One of the phrases that stands out from the written eulogy is our mom is love.  That’s what stands out for Lisa when reflecting on her mom’s life and legacy too.


“She loved life.  She loved her kids and she spoiled each one of the 8 of us -- especially when we were older.  My parents have the keycode to our garage and often on birthdays and holidays or after a good sale – my mom would just "break in" and leave a little something on our kitchen counter for us.  She was always there and always supportive.  She LOVED kids and babies and met her first great-grandchild weeks before she died.” 


“I keep reminding myself that some people don’t feel like this when they lose somebody.  All this pain is because of all the love we had before it.” 

For Lisa, this Art Prize piece and the creative process was cathartic in several ways.  The cards and people’s words on those cards were a tangible reminder of how much community and friends and family support she had.     


And expressing her grief through this work of tribute was in itself part of her journey of grieving and mourning the loss of her mom. 

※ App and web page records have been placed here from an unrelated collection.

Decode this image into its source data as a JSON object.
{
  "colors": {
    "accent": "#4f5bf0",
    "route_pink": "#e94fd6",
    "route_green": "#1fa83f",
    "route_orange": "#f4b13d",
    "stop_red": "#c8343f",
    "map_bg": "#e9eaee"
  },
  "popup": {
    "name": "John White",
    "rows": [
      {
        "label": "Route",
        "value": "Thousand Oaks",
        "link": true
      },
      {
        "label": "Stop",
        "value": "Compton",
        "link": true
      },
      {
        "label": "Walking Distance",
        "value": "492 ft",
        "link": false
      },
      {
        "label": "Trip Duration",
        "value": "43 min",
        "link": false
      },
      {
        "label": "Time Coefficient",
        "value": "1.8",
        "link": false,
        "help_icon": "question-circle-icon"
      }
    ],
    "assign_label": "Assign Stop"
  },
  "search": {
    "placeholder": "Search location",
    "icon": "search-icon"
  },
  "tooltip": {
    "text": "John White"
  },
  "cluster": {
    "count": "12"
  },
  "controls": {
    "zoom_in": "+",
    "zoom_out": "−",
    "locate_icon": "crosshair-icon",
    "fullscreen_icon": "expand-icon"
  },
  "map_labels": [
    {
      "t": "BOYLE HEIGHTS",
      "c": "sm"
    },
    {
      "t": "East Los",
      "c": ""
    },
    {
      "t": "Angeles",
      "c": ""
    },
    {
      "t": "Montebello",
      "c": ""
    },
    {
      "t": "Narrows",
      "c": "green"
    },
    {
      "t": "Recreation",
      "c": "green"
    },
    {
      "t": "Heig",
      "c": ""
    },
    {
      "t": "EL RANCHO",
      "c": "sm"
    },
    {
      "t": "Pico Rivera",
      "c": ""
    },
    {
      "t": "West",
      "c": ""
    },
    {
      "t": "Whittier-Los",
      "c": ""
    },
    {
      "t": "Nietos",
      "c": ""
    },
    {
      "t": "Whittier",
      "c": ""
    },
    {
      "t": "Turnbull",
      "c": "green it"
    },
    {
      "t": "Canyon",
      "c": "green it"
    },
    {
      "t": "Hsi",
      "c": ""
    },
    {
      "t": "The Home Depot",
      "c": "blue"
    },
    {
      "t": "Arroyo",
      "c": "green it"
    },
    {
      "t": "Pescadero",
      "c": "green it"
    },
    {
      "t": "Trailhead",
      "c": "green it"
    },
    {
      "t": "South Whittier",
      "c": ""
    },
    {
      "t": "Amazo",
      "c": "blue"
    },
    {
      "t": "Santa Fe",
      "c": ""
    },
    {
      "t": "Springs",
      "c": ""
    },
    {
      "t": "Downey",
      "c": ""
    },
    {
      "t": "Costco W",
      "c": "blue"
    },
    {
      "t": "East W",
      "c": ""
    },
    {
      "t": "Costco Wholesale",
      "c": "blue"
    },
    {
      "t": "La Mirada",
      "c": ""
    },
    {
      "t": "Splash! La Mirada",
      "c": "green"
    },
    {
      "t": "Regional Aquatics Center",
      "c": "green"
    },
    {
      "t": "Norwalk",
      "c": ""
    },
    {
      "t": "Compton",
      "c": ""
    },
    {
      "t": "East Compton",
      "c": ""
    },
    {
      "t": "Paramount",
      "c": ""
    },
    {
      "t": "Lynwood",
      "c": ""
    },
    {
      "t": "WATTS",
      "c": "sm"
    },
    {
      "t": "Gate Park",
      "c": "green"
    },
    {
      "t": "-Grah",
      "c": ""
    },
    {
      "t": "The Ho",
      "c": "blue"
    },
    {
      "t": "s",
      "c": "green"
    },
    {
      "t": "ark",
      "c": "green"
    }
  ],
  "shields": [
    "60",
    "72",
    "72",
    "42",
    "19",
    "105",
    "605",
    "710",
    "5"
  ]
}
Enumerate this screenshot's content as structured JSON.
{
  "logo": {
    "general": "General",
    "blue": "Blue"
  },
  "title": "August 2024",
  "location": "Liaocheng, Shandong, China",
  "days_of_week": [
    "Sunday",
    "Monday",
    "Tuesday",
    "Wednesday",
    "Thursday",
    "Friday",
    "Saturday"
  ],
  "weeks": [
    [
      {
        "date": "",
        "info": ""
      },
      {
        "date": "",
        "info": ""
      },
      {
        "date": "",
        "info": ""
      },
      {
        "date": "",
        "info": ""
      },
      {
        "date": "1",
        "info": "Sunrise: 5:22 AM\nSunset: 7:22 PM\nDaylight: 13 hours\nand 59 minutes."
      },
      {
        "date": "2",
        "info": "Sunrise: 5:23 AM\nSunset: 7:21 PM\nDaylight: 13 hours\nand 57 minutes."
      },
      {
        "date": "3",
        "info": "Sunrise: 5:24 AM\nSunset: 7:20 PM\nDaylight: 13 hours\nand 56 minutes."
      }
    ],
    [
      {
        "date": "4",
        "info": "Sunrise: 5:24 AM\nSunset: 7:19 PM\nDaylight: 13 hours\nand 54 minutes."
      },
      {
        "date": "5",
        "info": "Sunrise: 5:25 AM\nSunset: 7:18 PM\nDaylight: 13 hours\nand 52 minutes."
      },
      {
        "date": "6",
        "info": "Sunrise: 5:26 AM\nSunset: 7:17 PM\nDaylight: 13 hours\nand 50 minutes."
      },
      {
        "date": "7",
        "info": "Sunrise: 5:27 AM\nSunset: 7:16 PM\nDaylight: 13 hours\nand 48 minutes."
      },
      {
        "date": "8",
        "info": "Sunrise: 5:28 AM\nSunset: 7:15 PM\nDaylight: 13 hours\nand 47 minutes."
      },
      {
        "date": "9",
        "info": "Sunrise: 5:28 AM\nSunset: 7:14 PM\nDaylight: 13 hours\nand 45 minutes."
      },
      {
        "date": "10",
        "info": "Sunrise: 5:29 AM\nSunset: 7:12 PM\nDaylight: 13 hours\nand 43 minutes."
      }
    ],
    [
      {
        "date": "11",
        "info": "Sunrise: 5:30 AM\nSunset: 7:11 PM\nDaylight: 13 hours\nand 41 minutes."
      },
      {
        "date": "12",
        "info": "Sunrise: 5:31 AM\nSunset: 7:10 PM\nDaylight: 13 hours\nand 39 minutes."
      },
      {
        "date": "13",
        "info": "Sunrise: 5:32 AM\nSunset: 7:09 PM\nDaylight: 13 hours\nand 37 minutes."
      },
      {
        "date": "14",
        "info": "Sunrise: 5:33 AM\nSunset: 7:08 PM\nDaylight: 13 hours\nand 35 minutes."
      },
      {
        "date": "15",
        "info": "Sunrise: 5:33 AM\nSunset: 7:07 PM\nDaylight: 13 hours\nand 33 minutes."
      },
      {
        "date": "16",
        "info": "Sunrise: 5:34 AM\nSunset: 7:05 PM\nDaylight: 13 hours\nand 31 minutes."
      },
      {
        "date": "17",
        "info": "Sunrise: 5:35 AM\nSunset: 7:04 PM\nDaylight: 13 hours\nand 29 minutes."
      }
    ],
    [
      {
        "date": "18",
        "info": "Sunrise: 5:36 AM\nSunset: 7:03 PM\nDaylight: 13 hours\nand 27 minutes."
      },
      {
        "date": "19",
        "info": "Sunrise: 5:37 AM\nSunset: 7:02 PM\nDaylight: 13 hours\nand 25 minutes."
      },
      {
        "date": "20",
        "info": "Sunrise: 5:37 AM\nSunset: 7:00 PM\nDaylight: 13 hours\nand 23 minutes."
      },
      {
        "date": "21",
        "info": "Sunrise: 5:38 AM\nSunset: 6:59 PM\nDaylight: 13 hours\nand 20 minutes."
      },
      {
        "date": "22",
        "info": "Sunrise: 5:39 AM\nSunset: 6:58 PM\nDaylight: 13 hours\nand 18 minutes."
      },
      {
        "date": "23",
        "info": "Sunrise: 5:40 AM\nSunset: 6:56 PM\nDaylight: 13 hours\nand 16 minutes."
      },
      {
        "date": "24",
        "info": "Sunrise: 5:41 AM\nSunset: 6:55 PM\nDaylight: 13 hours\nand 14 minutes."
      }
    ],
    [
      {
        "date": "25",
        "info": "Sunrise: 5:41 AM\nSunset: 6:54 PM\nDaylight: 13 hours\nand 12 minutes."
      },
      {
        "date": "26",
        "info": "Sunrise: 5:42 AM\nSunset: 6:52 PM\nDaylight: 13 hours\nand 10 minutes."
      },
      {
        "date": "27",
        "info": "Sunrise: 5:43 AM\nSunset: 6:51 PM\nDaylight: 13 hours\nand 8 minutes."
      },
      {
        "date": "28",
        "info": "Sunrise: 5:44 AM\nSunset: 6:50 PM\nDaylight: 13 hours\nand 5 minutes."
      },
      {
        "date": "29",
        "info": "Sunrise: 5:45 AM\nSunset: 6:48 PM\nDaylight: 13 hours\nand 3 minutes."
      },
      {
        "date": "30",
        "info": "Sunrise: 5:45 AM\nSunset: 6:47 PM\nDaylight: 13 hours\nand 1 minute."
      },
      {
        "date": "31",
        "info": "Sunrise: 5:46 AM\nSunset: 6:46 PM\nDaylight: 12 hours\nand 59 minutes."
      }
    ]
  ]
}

“When I was working on this I was crying too, but it was kind of like a scheduled grief.  I could get it out and grieve and cry, and then put it away again until the next time I worked.  It was almost scheduling time to grieve – I can see that now looking back a few months ago.  That’s what was happening.  And that was good for me to do because I needed to be able to express it and it needed to come out and nothing else allowed me to process through it like this piece did.”


As for the plans for the piece after Art Prize ends, Lisa originally planned to cut it into 9 squares, with pieces for herself, her 7 siblings, and her dad. But then her dad saw the finished piece and wanted to keep it intact.    

Lisa told him, “You can do what you want with it.  For me it’s done what I needed it to do.” 

How about you?  Have you found comfort while grieving a loss through artistic or other forms of expression?  How has it helped you?  

This is the first in a 3-part series exploring the expression of grief through art.  Subscribe to our blog by clicking the "subscribe" button below this to have the next artist's story delivered to your inbox.